## How to complete this task
Every line below that has the string "glyph" needs to be copied.

## Record excerpts
· · · · · · ·
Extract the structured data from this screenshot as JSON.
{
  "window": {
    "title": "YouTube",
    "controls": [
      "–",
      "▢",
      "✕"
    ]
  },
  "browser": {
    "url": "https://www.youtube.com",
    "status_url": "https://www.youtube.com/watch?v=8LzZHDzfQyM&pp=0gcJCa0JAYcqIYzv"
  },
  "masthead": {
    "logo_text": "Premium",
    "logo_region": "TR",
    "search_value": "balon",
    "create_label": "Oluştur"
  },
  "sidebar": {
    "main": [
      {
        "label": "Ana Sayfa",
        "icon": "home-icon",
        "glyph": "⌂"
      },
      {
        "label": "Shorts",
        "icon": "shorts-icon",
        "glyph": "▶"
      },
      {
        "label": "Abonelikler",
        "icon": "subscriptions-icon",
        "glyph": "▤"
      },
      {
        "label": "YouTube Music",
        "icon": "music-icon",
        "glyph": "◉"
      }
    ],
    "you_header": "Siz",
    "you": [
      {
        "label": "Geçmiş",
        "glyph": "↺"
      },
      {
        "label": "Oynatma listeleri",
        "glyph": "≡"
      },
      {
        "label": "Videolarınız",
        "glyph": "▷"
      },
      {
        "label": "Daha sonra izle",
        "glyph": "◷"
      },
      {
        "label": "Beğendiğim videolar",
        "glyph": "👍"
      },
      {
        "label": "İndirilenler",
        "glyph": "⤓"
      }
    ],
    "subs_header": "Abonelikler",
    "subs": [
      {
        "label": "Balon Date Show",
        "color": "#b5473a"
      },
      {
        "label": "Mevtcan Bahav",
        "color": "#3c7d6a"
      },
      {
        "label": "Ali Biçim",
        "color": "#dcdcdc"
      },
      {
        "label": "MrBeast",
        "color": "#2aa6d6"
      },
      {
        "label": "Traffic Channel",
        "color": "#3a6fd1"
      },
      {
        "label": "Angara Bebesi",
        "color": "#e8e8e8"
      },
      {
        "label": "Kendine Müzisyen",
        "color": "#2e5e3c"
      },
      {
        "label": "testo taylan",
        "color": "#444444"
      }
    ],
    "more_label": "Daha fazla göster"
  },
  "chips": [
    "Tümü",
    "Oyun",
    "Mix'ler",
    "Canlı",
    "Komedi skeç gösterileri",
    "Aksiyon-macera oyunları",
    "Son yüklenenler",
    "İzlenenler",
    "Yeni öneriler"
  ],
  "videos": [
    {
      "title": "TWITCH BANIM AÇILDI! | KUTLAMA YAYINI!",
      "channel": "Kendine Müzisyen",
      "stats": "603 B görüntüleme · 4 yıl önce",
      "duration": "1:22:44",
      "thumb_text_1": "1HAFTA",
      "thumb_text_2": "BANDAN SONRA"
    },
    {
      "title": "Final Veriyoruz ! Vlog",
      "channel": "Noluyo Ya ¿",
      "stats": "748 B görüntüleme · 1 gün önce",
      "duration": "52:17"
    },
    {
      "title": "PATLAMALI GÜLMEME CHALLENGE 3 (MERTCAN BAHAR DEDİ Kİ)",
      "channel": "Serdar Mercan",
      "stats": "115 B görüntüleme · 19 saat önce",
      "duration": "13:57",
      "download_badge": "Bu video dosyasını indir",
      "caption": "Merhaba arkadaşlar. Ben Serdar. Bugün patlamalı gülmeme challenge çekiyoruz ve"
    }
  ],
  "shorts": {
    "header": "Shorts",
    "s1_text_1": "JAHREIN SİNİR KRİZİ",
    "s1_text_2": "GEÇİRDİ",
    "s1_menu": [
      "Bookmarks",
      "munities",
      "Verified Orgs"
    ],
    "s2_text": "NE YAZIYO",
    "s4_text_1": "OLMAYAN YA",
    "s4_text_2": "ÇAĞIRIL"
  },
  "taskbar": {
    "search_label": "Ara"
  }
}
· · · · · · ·
## Exercise response
        "glyph": "⌂"
        "glyph": "▶"
        "glyph": "▤"
        "glyph": "◉"
        "glyph": "↺"
        "glyph": "≡"
        "glyph": "▷"
        "glyph": "◷"
        "glyph": "👍"
        "glyph": "⤓"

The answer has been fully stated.